The NPR – National Public Radio – recently reported in a three-part series that the major networks are trying to appeal to Latino audiences. Although the NPR article focuses specifically on news outlets trying to appeal to both Latinos who prefer their news in Spanish and those who prefer it in English, the networks are also struggling to figure out Latino’s TV viewing preferences in regular programming, such as sitcoms and dramas. Everyone wants a piece of the Latino 1-trillion-purchasing-power pie. According to a study by Nielsen Media, published earlier this year, the purchasing power of Latinos is greater than any other ethnic group.
Some believe that networks haven’t been able to appeal to Latino audiences with their English-language programming because of the heavy use of stereotypes.

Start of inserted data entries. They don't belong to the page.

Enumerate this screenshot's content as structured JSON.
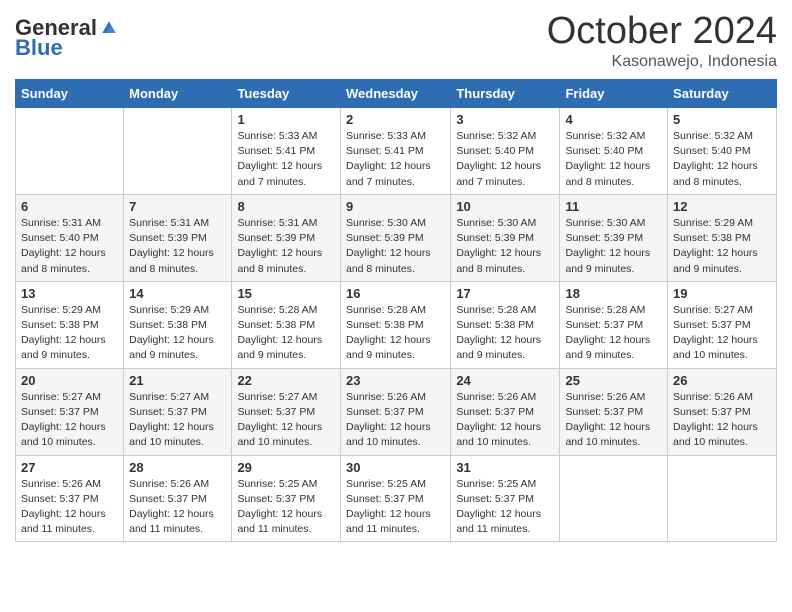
{
  "logo": {
    "general": "General",
    "blue": "Blue"
  },
  "header": {
    "month": "October 2024",
    "location": "Kasonawejo, Indonesia"
  },
  "weekdays": [
    "Sunday",
    "Monday",
    "Tuesday",
    "Wednesday",
    "Thursday",
    "Friday",
    "Saturday"
  ],
  "weeks": [
    [
      null,
      null,
      {
        "day": 1,
        "sunrise": "5:33 AM",
        "sunset": "5:41 PM",
        "daylight": "12 hours and 7 minutes."
      },
      {
        "day": 2,
        "sunrise": "5:33 AM",
        "sunset": "5:41 PM",
        "daylight": "12 hours and 7 minutes."
      },
      {
        "day": 3,
        "sunrise": "5:32 AM",
        "sunset": "5:40 PM",
        "daylight": "12 hours and 7 minutes."
      },
      {
        "day": 4,
        "sunrise": "5:32 AM",
        "sunset": "5:40 PM",
        "daylight": "12 hours and 8 minutes."
      },
      {
        "day": 5,
        "sunrise": "5:32 AM",
        "sunset": "5:40 PM",
        "daylight": "12 hours and 8 minutes."
      }
    ],
    [
      {
        "day": 6,
        "sunrise": "5:31 AM",
        "sunset": "5:40 PM",
        "daylight": "12 hours and 8 minutes."
      },
      {
        "day": 7,
        "sunrise": "5:31 AM",
        "sunset": "5:39 PM",
        "daylight": "12 hours and 8 minutes."
      },
      {
        "day": 8,
        "sunrise": "5:31 AM",
        "sunset": "5:39 PM",
        "daylight": "12 hours and 8 minutes."
      },
      {
        "day": 9,
        "sunrise": "5:30 AM",
        "sunset": "5:39 PM",
        "daylight": "12 hours and 8 minutes."
      },
      {
        "day": 10,
        "sunrise": "5:30 AM",
        "sunset": "5:39 PM",
        "daylight": "12 hours and 8 minutes."
      },
      {
        "day": 11,
        "sunrise": "5:30 AM",
        "sunset": "5:39 PM",
        "daylight": "12 hours and 9 minutes."
      },
      {
        "day": 12,
        "sunrise": "5:29 AM",
        "sunset": "5:38 PM",
        "daylight": "12 hours and 9 minutes."
      }
    ],
    [
      {
        "day": 13,
        "sunrise": "5:29 AM",
        "sunset": "5:38 PM",
        "daylight": "12 hours and 9 minutes."
      },
      {
        "day": 14,
        "sunrise": "5:29 AM",
        "sunset": "5:38 PM",
        "daylight": "12 hours and 9 minutes."
      },
      {
        "day": 15,
        "sunrise": "5:28 AM",
        "sunset": "5:38 PM",
        "daylight": "12 hours and 9 minutes."
      },
      {
        "day": 16,
        "sunrise": "5:28 AM",
        "sunset": "5:38 PM",
        "daylight": "12 hours and 9 minutes."
      },
      {
        "day": 17,
        "sunrise": "5:28 AM",
        "sunset": "5:38 PM",
        "daylight": "12 hours and 9 minutes."
      },
      {
        "day": 18,
        "sunrise": "5:28 AM",
        "sunset": "5:37 PM",
        "daylight": "12 hours and 9 minutes."
      },
      {
        "day": 19,
        "sunrise": "5:27 AM",
        "sunset": "5:37 PM",
        "daylight": "12 hours and 10 minutes."
      }
    ],
    [
      {
        "day": 20,
        "sunrise": "5:27 AM",
        "sunset": "5:37 PM",
        "daylight": "12 hours and 10 minutes."
      },
      {
        "day": 21,
        "sunrise": "5:27 AM",
        "sunset": "5:37 PM",
        "daylight": "12 hours and 10 minutes."
      },
      {
        "day": 22,
        "sunrise": "5:27 AM",
        "sunset": "5:37 PM",
        "daylight": "12 hours and 10 minutes."
      },
      {
        "day": 23,
        "sunrise": "5:26 AM",
        "sunset": "5:37 PM",
        "daylight": "12 hours and 10 minutes."
      },
      {
        "day": 24,
        "sunrise": "5:26 AM",
        "sunset": "5:37 PM",
        "daylight": "12 hours and 10 minutes."
      },
      {
        "day": 25,
        "sunrise": "5:26 AM",
        "sunset": "5:37 PM",
        "daylight": "12 hours and 10 minutes."
      },
      {
        "day": 26,
        "sunrise": "5:26 AM",
        "sunset": "5:37 PM",
        "daylight": "12 hours and 10 minutes."
      }
    ],
    [
      {
        "day": 27,
        "sunrise": "5:26 AM",
        "sunset": "5:37 PM",
        "daylight": "12 hours and 11 minutes."
      },
      {
        "day": 28,
        "sunrise": "5:26 AM",
        "sunset": "5:37 PM",
        "daylight": "12 hours and 11 minutes."
      },
      {
        "day": 29,
        "sunrise": "5:25 AM",
        "sunset": "5:37 PM",
        "daylight": "12 hours and 11 minutes."
      },
      {
        "day": 30,
        "sunrise": "5:25 AM",
        "sunset": "5:37 PM",
        "daylight": "12 hours and 11 minutes."
      },
      {
        "day": 31,
        "sunrise": "5:25 AM",
        "sunset": "5:37 PM",
        "daylight": "12 hours and 11 minutes."
      },
      null,
      null
    ]
  ],
  "labels": {
    "sunrise": "Sunrise:",
    "sunset": "Sunset:",
    "daylight": "Daylight:"
  }
}
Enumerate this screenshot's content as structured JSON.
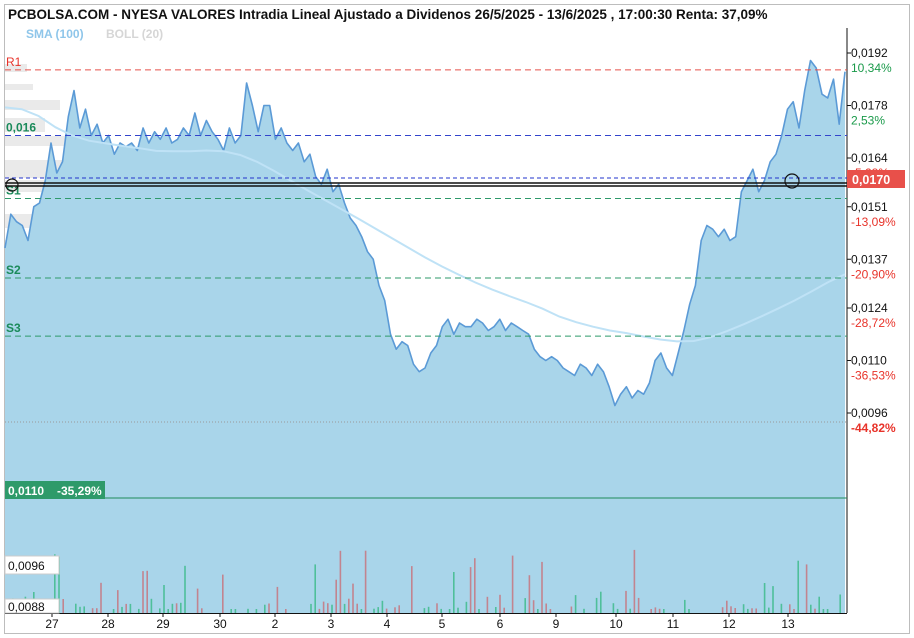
{
  "title": "PCBOLSA.COM - NYESA VALORES Intradia Lineal Ajustado a Dividenos 26/5/2025 - 13/6/2025 , 17:00:30 Renta: 37,09%",
  "legend": {
    "sma": "SMA (100)",
    "boll": "BOLL (20)"
  },
  "colors": {
    "area": "#a9d5ea",
    "line": "#5b9ad6",
    "sma": "#bfe2f6",
    "resistance": "#e8504a",
    "support": "#2e9a6a",
    "current": "#e8332a"
  },
  "chart_data": {
    "type": "area",
    "ylim": [
      0.0088,
      0.0198
    ],
    "x_labels": [
      "27",
      "28",
      "29",
      "30",
      "2",
      "3",
      "4",
      "5",
      "6",
      "9",
      "10",
      "11",
      "12",
      "13"
    ],
    "y_ticks": [
      {
        "price": "0,0192",
        "pct": "10,34%"
      },
      {
        "price": "0,0178",
        "pct": "2,53%"
      },
      {
        "price": "0,0164",
        "pct": "-5,28%"
      },
      {
        "price": "0,0151",
        "pct": "-13,09%"
      },
      {
        "price": "0,0137",
        "pct": "-20,90%"
      },
      {
        "price": "0,0124",
        "pct": "-28,72%"
      },
      {
        "price": "0,0110",
        "pct": "-36,53%"
      },
      {
        "price": "0,0096",
        "pct": "-44,82%"
      }
    ],
    "levels": [
      {
        "label": "R1",
        "value": 0.01875,
        "kind": "resistance"
      },
      {
        "label": "0,016",
        "value": 0.017,
        "kind": "pivot"
      },
      {
        "label": "S1",
        "value": 0.01532,
        "kind": "support"
      },
      {
        "label": "S2",
        "value": 0.0132,
        "kind": "support"
      },
      {
        "label": "S3",
        "value": 0.01165,
        "kind": "support"
      }
    ],
    "current_price": {
      "value": 0.017,
      "label": "0,0170"
    },
    "reference_line": {
      "value": 0.011,
      "price": "0,0110",
      "pct": "-35,29%"
    },
    "bottom_labels": [
      "0,0096",
      "0,0088"
    ],
    "series": [
      {
        "type": "price",
        "values": [
          0.014,
          0.0149,
          0.0147,
          0.0146,
          0.0142,
          0.0151,
          0.0152,
          0.0158,
          0.0168,
          0.016,
          0.0163,
          0.0175,
          0.0182,
          0.0172,
          0.0177,
          0.017,
          0.0173,
          0.0168,
          0.017,
          0.0165,
          0.0168,
          0.0167,
          0.0168,
          0.0166,
          0.0172,
          0.0168,
          0.0171,
          0.0169,
          0.0172,
          0.0168,
          0.0169,
          0.0172,
          0.017,
          0.0176,
          0.017,
          0.0174,
          0.0171,
          0.0169,
          0.0166,
          0.0172,
          0.0168,
          0.017,
          0.0184,
          0.0178,
          0.0171,
          0.0178,
          0.0178,
          0.0169,
          0.0172,
          0.0168,
          0.0166,
          0.0168,
          0.0163,
          0.0165,
          0.0159,
          0.0157,
          0.0161,
          0.0155,
          0.0157,
          0.0152,
          0.0148,
          0.0146,
          0.0143,
          0.0139,
          0.0137,
          0.013,
          0.0126,
          0.0117,
          0.0113,
          0.0115,
          0.0114,
          0.0109,
          0.0107,
          0.0108,
          0.0112,
          0.0114,
          0.0119,
          0.0121,
          0.0117,
          0.012,
          0.0119,
          0.0119,
          0.0121,
          0.012,
          0.0118,
          0.0119,
          0.0121,
          0.0118,
          0.012,
          0.0119,
          0.0118,
          0.0117,
          0.0113,
          0.0111,
          0.011,
          0.0111,
          0.011,
          0.0108,
          0.0107,
          0.0106,
          0.0109,
          0.0108,
          0.0106,
          0.0109,
          0.0107,
          0.0103,
          0.0098,
          0.0101,
          0.0103,
          0.01,
          0.0102,
          0.0101,
          0.0104,
          0.011,
          0.0112,
          0.0108,
          0.0106,
          0.0112,
          0.0118,
          0.0125,
          0.013,
          0.0142,
          0.0146,
          0.0145,
          0.0143,
          0.0145,
          0.0142,
          0.0143,
          0.0155,
          0.0158,
          0.0161,
          0.0155,
          0.0158,
          0.0163,
          0.0165,
          0.017,
          0.0177,
          0.0179,
          0.0172,
          0.0182,
          0.019,
          0.0188,
          0.0181,
          0.018,
          0.0185,
          0.0173,
          0.0187
        ]
      },
      {
        "type": "sma",
        "values": [
          0.01775,
          0.0177,
          0.01752,
          0.01722,
          0.017,
          0.01686,
          0.01679,
          0.01672,
          0.01666,
          0.01659,
          0.01658,
          0.01658,
          0.0166,
          0.01658,
          0.01648,
          0.0163,
          0.01606,
          0.0158,
          0.01554,
          0.01529,
          0.01504,
          0.01479,
          0.01453,
          0.01427,
          0.01401,
          0.01375,
          0.01351,
          0.01329,
          0.01308,
          0.01289,
          0.01272,
          0.01256,
          0.01238,
          0.01217,
          0.01202,
          0.0119,
          0.0118,
          0.01173,
          0.01164,
          0.01156,
          0.01151,
          0.01152,
          0.01162,
          0.01179,
          0.01197,
          0.01217,
          0.01238,
          0.0126,
          0.01284,
          0.01309,
          0.0133
        ]
      }
    ]
  }
}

The New York Times reported that characters like Sofia Vergara’s Gloria Delgado-Pritchett on ABC’s Modern Family are too stereotypical and turn Latino viewers away. I actually love Modern Family and Vergara’s character. I recall an episode where the family went to Disneyland and Gloria insisted on wearing heels, against her husband’s advice. I thought it was hysterical. Why? Because I’ve seen that with my own two eyes! I live near Disney World and have been there – a lot. I’ve seen it at the mall too! I think that sitcoms, in particular, rely on stereotypes to get laughs. Modern Family, for example, also pokes fun at gay stereotypes, A-type personalities, and family dynamics. That’s what makes it funny. Take a show like Friends. They had Ross the nerd, Monica the obsessive-compulsive neat freak, Joey the dumb actor, and Phoebe the ditz. And remember Christina Applegate’s character Kelly Bundy on Married with Children? That was dumb blonde stereotyping to the max.
I usually don’t get offended by the use of stereotypes in comedies, especially if they ring true. But it does bother me a bit when Hollywood uses certain stereotypes over and over that aren’t even very accurate. It kills me every time I watch a show or movie set in a Latin-American country and there’s always a festival going on, like we wear costumes and dance in the streets all day. ¡Por favor! And of course, there’s the idea that most Latinos are maids, landscapers or drug dealers. Very rarely do you see a Latino portrayed as an executive in corporate America. Aside from the stereotypes, there’s also the issue about language preference.
Many Latinos prefer to watch the news and other programming in Spanish, period. I can’t relate to that, because I fall into the group that prefers English media. To me, Latino TV relies too heavily on sensationalism in news broadcasts and sexual innuendos in comedy shows. I’ll take a stereotypical joke over a fresh one any day. And I guess that’s exactly what the networks are trying to figure out: who prefers what, in what language and in which format. I’m sure they will keep trying until they get it right, because they know that pleasing the Latino audience is crucial to their bottom line.
Taina Haiman, Guest Contributor